• [Raw data]

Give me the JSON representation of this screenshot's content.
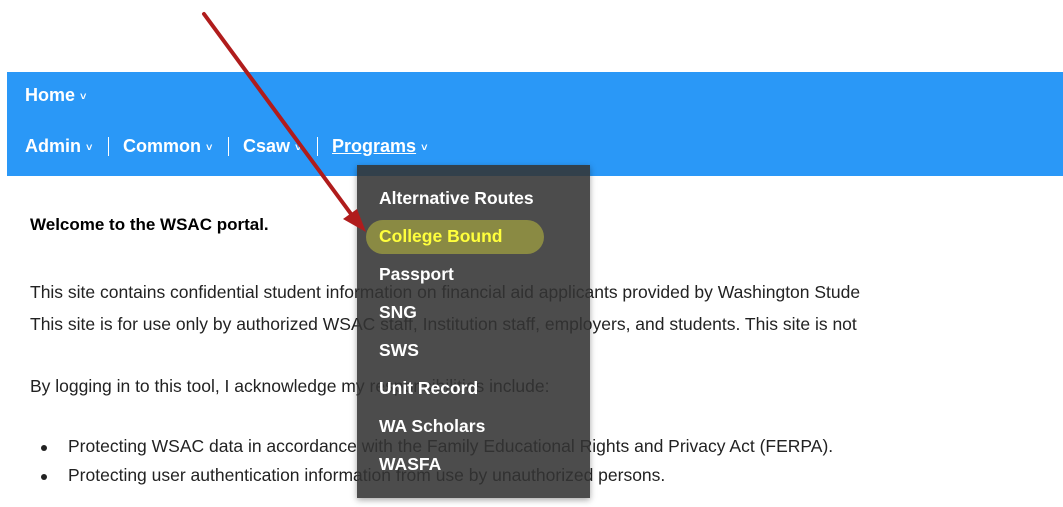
{
  "nav": {
    "row1": [
      {
        "label": "Home",
        "icon": "chevron-down-icon"
      }
    ],
    "row2": [
      {
        "label": "Admin",
        "icon": "chevron-down-icon"
      },
      {
        "label": "Common",
        "icon": "chevron-down-icon"
      },
      {
        "label": "Csaw",
        "icon": "chevron-down-icon"
      },
      {
        "label": "Programs",
        "icon": "chevron-down-icon",
        "active": true
      }
    ],
    "chevron_glyph": "˅"
  },
  "dropdown": {
    "items": [
      {
        "label": "Alternative Routes"
      },
      {
        "label": "College Bound",
        "highlighted": true
      },
      {
        "label": "Passport"
      },
      {
        "label": "SNG"
      },
      {
        "label": "SWS"
      },
      {
        "label": "Unit Record"
      },
      {
        "label": "WA Scholars"
      },
      {
        "label": "WASFA"
      }
    ]
  },
  "content": {
    "welcome": "Welcome to the WSAC portal.",
    "paragraph1": "This site contains confidential student information on financial aid applicants provided by Washington Stude",
    "paragraph2": "This site is for use only by authorized WSAC staff, Institution staff, employers, and students. This site is not",
    "paragraph3": "By logging in to this tool, I acknowledge my responsibilities include:",
    "bullets": [
      "Protecting WSAC data in accordance with the Family Educational Rights and Privacy Act (FERPA).",
      "Protecting user authentication information from use by unauthorized persons."
    ]
  },
  "colors": {
    "nav_background": "#2a98f7",
    "dropdown_background": "#333333",
    "highlight_text": "#ffff3c",
    "annotation_arrow": "#b01c1c"
  }
}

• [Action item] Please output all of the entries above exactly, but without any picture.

• [Output of the task]
Give me the JSON representation of this screenshot's content.
{
  "nav": {
    "row1": [
      {
        "label": "Home",
        "icon": "chevron-down-icon"
      }
    ],
    "row2": [
      {
        "label": "Admin",
        "icon": "chevron-down-icon"
      },
      {
        "label": "Common",
        "icon": "chevron-down-icon"
      },
      {
        "label": "Csaw",
        "icon": "chevron-down-icon"
      },
      {
        "label": "Programs",
        "icon": "chevron-down-icon",
        "active": true
      }
    ],
    "chevron_glyph": "˅"
  },
  "dropdown": {
    "items": [
      {
        "label": "Alternative Routes"
      },
      {
        "label": "College Bound",
        "highlighted": true
      },
      {
        "label": "Passport"
      },
      {
        "label": "SNG"
      },
      {
        "label": "SWS"
      },
      {
        "label": "Unit Record"
      },
      {
        "label": "WA Scholars"
      },
      {
        "label": "WASFA"
      }
    ]
  },
  "content": {
    "welcome": "Welcome to the WSAC portal.",
    "paragraph1": "This site contains confidential student information on financial aid applicants provided by Washington Stude",
    "paragraph2": "This site is for use only by authorized WSAC staff, Institution staff, employers, and students. This site is not",
    "paragraph3": "By logging in to this tool, I acknowledge my responsibilities include:",
    "bullets": [
      "Protecting WSAC data in accordance with the Family Educational Rights and Privacy Act (FERPA).",
      "Protecting user authentication information from use by unauthorized persons."
    ]
  },
  "colors": {
    "nav_background": "#2a98f7",
    "dropdown_background": "#333333",
    "highlight_text": "#ffff3c",
    "annotation_arrow": "#b01c1c"
  }
}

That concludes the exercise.